Read More

Extinguishing Inappropriate Chewing Behavior (Full Version)

If all goes according to plan, by addressing the cause of your dog’s chewing behavior, preventing the continuation of undesirable behavior via active supervision and passive confinement, punishing or diverting inappropriate behavior actively, semi-actively, and/or passively, and prompting him to chew appropriate items, he should permanently replace undesirable chewing behavior with desirable chewing activities that satisfy your objectives while concurrently satisfying his needs for oral stimulation. Nevertheless, destructive chewing is often a complex behavior that is difficult to resolve without the services of a professional trainer or behaviorist. Therefore, we recommend the inclusion of a CPT in-home private lesson to raise the probability of a proper diagnosis of the origin of your dog’s behavior and to more effectively instruct solution techniques. To schedule a CPT in-home private lesson, please contact the CPT office by phone at 404-236-2150 or contact us by e-mail via the Contact link at the top right of this web page.

Read More

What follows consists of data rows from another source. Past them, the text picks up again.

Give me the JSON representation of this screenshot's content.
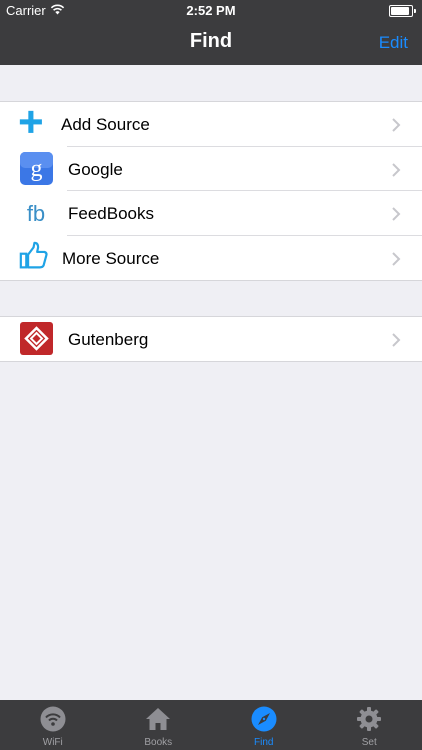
{
  "status_bar": {
    "carrier": "Carrier",
    "time": "2:52 PM"
  },
  "nav": {
    "title": "Find",
    "edit_label": "Edit"
  },
  "sources": [
    {
      "label": "Add Source",
      "icon": "plus-icon"
    },
    {
      "label": "Google",
      "icon": "google-icon"
    },
    {
      "label": "FeedBooks",
      "icon": "feedbooks-icon"
    },
    {
      "label": "More Source",
      "icon": "thumbs-up-icon"
    }
  ],
  "catalogs": [
    {
      "label": "Gutenberg",
      "icon": "gutenberg-icon"
    }
  ],
  "tabs": [
    {
      "label": "WiFi",
      "icon": "wifi-icon",
      "active": false
    },
    {
      "label": "Books",
      "icon": "home-icon",
      "active": false
    },
    {
      "label": "Find",
      "icon": "compass-icon",
      "active": true
    },
    {
      "label": "Set",
      "icon": "gear-icon",
      "active": false
    }
  ],
  "colors": {
    "accent": "#1a8cff",
    "bar": "#3c3c3e",
    "background": "#efeff4"
  }
}
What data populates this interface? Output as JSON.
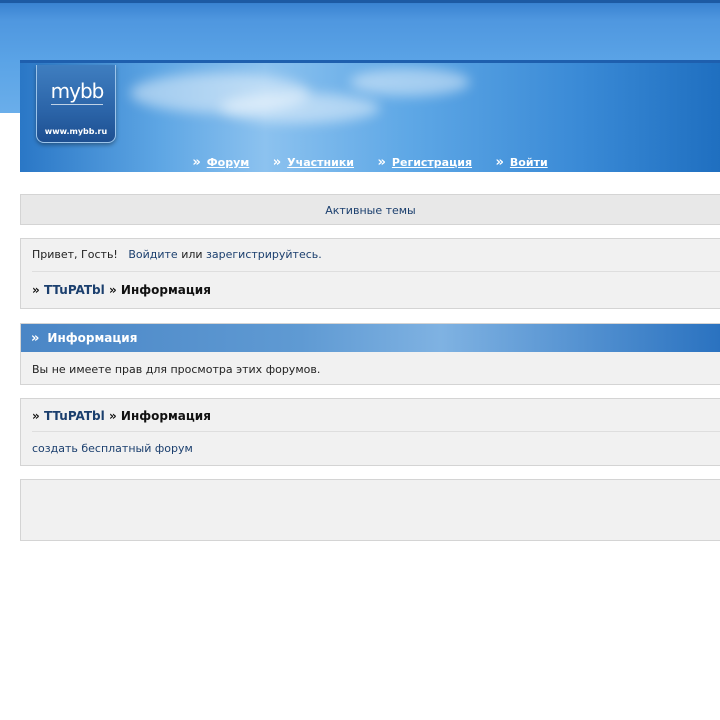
{
  "logo": {
    "mark": "mybb",
    "url": "www.mybb.ru"
  },
  "nav": {
    "items": [
      {
        "label": "Форум"
      },
      {
        "label": "Участники"
      },
      {
        "label": "Регистрация"
      },
      {
        "label": "Войти"
      }
    ]
  },
  "active_topics": {
    "label": "Активные темы"
  },
  "welcome": {
    "greeting": "Привет, Гость!",
    "login_link": "Войдите",
    "or_text": "или",
    "register_link": "зарегистрируйтесь."
  },
  "breadcrumb": {
    "separator": "»",
    "home": "TTuPATbl",
    "current": "Информация"
  },
  "info": {
    "title": "Информация",
    "message": "Вы не имеете прав для просмотра этих форумов."
  },
  "footer": {
    "create_link": "создать бесплатный форум"
  }
}
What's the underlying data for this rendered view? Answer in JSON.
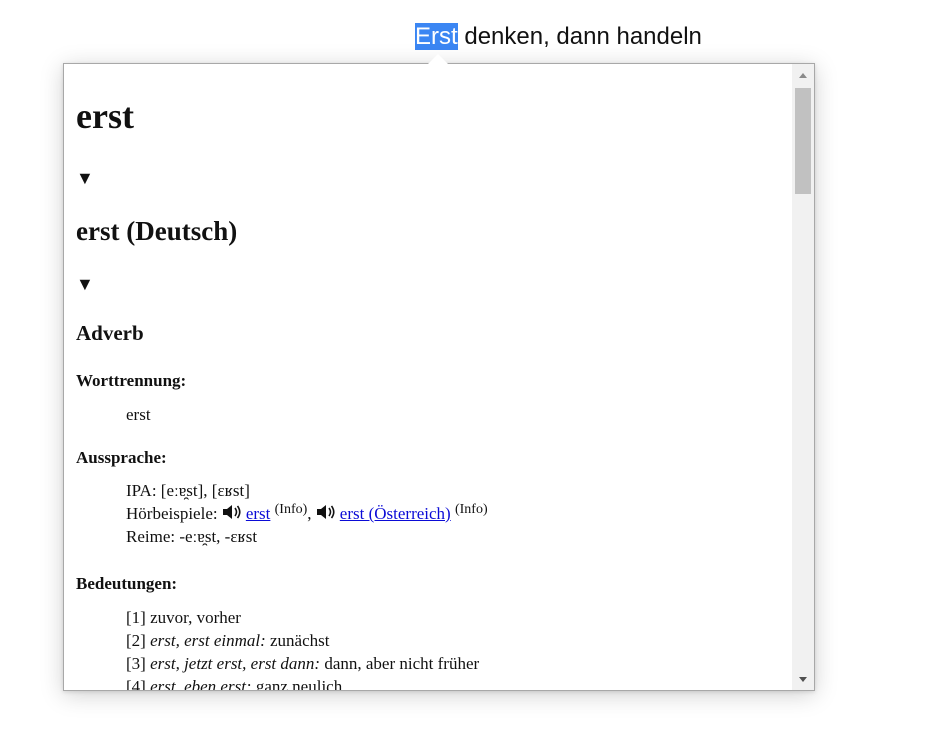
{
  "sentence": {
    "highlighted_word": "Erst",
    "rest": " denken, dann handeln"
  },
  "entry": {
    "title": "erst",
    "toggle_symbol": "▼",
    "language_heading": "erst (Deutsch)",
    "part_of_speech": "Adverb",
    "worttrennung": {
      "label": "Worttrennung:",
      "value": "erst"
    },
    "aussprache": {
      "label": "Aussprache:",
      "ipa": "IPA: [eːɐ̯st], [ɛʁst]",
      "hoerbeispiele_label": "Hörbeispiele:",
      "audio": [
        {
          "link": "erst",
          "info": "(Info)"
        },
        {
          "link": "erst (Österreich)",
          "info": "(Info)"
        }
      ],
      "separator": ",",
      "reime": "Reime: -eːɐ̯st, -ɛʁst"
    },
    "bedeutungen": {
      "label": "Bedeutungen:",
      "items": [
        {
          "num": "[1]",
          "italic": "",
          "text": " zuvor, vorher"
        },
        {
          "num": "[2]",
          "italic": "erst, erst einmal:",
          "text": " zunächst"
        },
        {
          "num": "[3]",
          "italic": "erst, jetzt erst, erst dann:",
          "text": " dann, aber nicht früher"
        },
        {
          "num": "[4]",
          "italic": "erst, eben erst:",
          "text": " ganz neulich"
        }
      ]
    }
  },
  "colors": {
    "highlight": "#3b86f3",
    "link": "#0b0bd6",
    "scroll_thumb": "#c1c1c1"
  },
  "icons": {
    "speaker": "speaker-icon",
    "scroll_up": "scroll-up-arrow-icon",
    "scroll_down": "scroll-down-arrow-icon"
  }
}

CPT’s Perspective on the Cesar Millan Controversy

In summary, although there are occasions where we believe Cesar should vary his training style, many of his critics are ridiculously over the top. Although CPT’s philosophy more often concurs with the training methodologies employed by Cesar’s detractors, we decline to join their mob. Objectively, there is often more than one way to successfully train a dog. Therefore, the antagonists’ vitriol and almost libelous ad hominem attacks on a divergent practitioner are inappropriate and specious. We refuse to censure Cesar or his methods when he is accomplishing his primary job of attracting viewers to the previously insignificant National Geographic Channel and there is irrefutable video evidence that his methods frequently accomplish his clients’ key training objectives. In conjunction with CPT’s eclectic philosophy, we prefer to observe and learn from all practitioners and refuse to besmirch those that express different views- provided the persons can back up their views with a record of success, which Cesar can. Polar methodologies can each be successful, given the condition that they are selected appropriately for the specific dog and rendered by personnel proficient in the technique.

Read More

Pet Training Tips from CPT

Mark Spivak- Off Leash Heeling

In summary, reward consistently, reward positively, and reward promptly to create a well trained dog. If you desire professional assistance, please contact CPT either by phone (404-236-2150) or by e-mail via the Contact link at the top right of this web page. A trained dog is a happy dog and belongs to a happy owner. CPT’s elite professionals have trained the pets of over 50,000 Atlanta families. We would love to add you and your dog to our list of satisfied clients.

Read More

Preparing Your Dog For the Winter

The stereotypical “outdoor dog” is a vanishing cultural preference. In today’s society, an increasing number of pet owners desire to integrate their dogs indoors within the household, especially during the colder winter months. However, many pet owners remain apprehensive when bringing their dog indoors or leaving their dog indoors unsupervised outside of a crate, due to their dog’s insubordinate or destructive behaviors. Fortunately, a well-designed training program combined with a little time and patience will evolve almost all dogs into model household companions.

Read More

Like us on Facebook

 Improve Your Dogs Obedience